- In 2001, 47 per cent of Aboriginal women aged 15 and over were employed, compared with 56 per cent of non-Aboriginal women. Aboriginal women were also less likely than their male counterparts to be employed, at 47 per cent and 53 per cent respectively. Fifty-seven per cent of Aboriginal women with jobs work part-time and/or part year.
Women working full-time all year earn 70.5 per cent compared to men. Women of colour earn 64 per cent and Aboriginal women earn only 46 per cent of what men are paid.
Aboriginal woman make 24.5 per cent less than non-Aboriginal women and Aboriginal women make 18 per cent less than women of colour.
Annual income of First Peoples is lower than other Canadians: 42 per cent have low incomes, more than half the national average.

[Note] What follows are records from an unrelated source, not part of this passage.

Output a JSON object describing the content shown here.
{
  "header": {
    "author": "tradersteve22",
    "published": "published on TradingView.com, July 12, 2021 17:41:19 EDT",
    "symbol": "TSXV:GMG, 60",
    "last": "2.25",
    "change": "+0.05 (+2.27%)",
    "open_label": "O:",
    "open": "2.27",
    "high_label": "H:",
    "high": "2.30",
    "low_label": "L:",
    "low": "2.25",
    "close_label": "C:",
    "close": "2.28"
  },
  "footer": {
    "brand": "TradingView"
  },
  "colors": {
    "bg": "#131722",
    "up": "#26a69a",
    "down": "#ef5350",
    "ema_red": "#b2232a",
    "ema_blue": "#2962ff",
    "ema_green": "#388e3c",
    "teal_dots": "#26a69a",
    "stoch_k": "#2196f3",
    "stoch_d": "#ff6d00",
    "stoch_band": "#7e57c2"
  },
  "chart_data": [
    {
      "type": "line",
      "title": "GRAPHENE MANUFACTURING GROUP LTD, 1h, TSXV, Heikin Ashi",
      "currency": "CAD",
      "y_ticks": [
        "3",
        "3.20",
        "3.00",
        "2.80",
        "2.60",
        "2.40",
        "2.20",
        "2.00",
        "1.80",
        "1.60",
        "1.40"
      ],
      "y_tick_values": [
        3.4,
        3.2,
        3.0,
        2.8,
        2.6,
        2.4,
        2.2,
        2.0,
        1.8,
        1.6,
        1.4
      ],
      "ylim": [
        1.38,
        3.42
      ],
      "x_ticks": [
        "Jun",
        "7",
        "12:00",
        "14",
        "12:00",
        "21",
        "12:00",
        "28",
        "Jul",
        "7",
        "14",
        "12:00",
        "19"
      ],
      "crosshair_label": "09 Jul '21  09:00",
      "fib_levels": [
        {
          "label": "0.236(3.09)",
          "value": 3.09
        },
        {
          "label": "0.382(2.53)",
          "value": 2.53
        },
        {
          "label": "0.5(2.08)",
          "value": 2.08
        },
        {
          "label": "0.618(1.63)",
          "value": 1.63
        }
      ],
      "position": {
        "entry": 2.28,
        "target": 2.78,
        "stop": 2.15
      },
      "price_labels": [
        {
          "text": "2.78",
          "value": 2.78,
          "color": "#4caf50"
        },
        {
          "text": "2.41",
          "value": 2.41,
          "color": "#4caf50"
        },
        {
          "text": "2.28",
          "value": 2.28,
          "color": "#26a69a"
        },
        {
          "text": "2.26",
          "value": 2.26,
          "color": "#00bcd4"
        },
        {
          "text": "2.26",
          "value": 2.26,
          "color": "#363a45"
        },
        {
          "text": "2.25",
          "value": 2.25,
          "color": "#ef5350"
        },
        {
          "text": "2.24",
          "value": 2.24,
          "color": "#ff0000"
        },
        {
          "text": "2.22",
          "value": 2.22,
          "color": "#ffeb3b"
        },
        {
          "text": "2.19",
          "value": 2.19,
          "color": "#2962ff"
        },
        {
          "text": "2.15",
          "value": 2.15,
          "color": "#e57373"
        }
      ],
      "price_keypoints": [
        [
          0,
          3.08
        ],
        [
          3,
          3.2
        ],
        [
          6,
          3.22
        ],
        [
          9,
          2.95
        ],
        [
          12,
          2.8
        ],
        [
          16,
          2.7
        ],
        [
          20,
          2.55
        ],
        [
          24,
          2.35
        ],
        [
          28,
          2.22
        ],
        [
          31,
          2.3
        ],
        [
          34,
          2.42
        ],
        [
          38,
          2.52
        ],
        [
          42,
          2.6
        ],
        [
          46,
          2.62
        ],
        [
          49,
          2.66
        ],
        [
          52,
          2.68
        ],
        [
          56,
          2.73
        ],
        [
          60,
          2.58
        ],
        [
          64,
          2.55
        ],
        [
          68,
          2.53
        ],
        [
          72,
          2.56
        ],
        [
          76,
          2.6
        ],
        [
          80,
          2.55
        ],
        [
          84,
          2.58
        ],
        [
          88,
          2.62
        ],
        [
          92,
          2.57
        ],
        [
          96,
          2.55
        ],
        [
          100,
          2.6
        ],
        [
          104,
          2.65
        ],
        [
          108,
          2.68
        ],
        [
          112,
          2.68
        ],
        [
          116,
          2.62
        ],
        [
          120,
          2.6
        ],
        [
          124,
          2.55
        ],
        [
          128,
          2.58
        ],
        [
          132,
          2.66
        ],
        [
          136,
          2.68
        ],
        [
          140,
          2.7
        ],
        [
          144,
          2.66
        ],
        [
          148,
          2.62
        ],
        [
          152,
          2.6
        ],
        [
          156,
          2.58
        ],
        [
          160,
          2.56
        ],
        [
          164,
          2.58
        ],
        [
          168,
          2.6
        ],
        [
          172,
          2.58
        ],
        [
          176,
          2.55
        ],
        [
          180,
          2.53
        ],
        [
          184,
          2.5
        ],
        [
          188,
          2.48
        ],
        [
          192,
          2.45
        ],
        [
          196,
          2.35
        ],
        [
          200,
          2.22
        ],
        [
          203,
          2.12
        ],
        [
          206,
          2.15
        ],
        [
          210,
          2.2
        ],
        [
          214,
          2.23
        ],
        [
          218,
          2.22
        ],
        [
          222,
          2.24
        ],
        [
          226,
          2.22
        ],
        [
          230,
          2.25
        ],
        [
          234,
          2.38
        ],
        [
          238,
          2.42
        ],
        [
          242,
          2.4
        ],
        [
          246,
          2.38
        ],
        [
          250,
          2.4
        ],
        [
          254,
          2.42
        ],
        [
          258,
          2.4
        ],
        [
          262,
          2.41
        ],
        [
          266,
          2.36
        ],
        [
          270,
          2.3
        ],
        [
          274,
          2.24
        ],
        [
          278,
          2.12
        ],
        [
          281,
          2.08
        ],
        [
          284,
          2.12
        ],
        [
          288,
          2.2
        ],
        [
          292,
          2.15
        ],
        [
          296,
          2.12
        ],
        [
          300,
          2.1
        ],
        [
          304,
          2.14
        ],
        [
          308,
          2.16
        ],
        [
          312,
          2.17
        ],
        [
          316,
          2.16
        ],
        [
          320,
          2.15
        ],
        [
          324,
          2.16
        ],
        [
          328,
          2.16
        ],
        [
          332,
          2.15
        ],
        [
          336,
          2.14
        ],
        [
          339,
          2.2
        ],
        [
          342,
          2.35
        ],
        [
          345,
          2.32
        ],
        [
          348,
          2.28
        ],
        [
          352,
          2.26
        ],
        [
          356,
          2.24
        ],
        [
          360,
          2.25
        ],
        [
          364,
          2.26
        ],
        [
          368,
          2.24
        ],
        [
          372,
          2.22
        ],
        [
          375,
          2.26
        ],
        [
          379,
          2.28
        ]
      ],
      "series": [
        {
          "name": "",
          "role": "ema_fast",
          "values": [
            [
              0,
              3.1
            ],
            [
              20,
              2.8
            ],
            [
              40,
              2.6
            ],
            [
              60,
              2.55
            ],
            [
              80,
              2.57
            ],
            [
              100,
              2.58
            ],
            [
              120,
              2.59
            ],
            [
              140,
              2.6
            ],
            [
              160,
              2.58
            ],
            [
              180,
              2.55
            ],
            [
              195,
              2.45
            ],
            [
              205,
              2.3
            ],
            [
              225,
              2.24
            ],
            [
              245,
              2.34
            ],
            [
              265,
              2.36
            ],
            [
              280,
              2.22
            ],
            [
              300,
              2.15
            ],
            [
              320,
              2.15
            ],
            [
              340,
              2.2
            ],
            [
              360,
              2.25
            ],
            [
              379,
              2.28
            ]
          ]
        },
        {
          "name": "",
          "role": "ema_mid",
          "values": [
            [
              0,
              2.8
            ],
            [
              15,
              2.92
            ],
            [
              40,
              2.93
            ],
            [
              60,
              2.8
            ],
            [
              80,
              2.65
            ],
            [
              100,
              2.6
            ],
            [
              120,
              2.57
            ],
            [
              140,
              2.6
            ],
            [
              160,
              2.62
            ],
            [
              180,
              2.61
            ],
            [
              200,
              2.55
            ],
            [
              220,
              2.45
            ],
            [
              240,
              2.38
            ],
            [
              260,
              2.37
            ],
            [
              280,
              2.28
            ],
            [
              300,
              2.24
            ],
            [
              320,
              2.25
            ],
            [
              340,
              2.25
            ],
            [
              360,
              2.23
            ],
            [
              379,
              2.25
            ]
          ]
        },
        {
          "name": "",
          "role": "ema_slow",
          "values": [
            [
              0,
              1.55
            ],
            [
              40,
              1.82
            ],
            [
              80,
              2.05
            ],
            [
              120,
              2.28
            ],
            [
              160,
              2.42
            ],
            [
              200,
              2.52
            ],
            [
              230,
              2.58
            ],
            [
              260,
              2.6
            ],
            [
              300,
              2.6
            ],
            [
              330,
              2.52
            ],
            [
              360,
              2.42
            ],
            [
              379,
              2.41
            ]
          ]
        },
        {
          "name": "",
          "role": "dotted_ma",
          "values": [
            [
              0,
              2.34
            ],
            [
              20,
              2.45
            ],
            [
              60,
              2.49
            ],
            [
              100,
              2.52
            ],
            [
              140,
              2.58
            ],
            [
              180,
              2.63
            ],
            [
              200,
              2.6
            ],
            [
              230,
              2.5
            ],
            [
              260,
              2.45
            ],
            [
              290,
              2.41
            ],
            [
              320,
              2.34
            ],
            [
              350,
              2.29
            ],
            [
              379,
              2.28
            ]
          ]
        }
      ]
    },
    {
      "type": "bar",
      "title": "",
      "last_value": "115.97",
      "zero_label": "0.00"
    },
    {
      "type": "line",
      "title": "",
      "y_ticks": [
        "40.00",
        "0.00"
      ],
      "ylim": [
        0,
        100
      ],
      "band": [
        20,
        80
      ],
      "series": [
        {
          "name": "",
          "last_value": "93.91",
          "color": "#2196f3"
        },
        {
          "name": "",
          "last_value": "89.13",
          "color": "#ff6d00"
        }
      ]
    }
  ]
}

Aboriginal women with jobs are most concentrated in low-paying occupations: 60 per cent work either in sales, service, or in business, finance, or administration jobs. The median income for Aboriginal women is $12,300 – $5,000 less than non-Aboriginal women. It is also $3,000 less than Aboriginal men. The average employment income for First Nation women in First Nation communities was approximately $1,500 less than First Nation men and approximately $8,400 less than the Canadian average for women. Twenty-seven per cent of income for Aboriginal women comes from unemployment insurance and social welfare benefits. In 2000, 36 per cent of all Aboriginal females were classified as living in a household with incomes below the Low Income Cutoff, which is double the figure for non-Aboriginal women.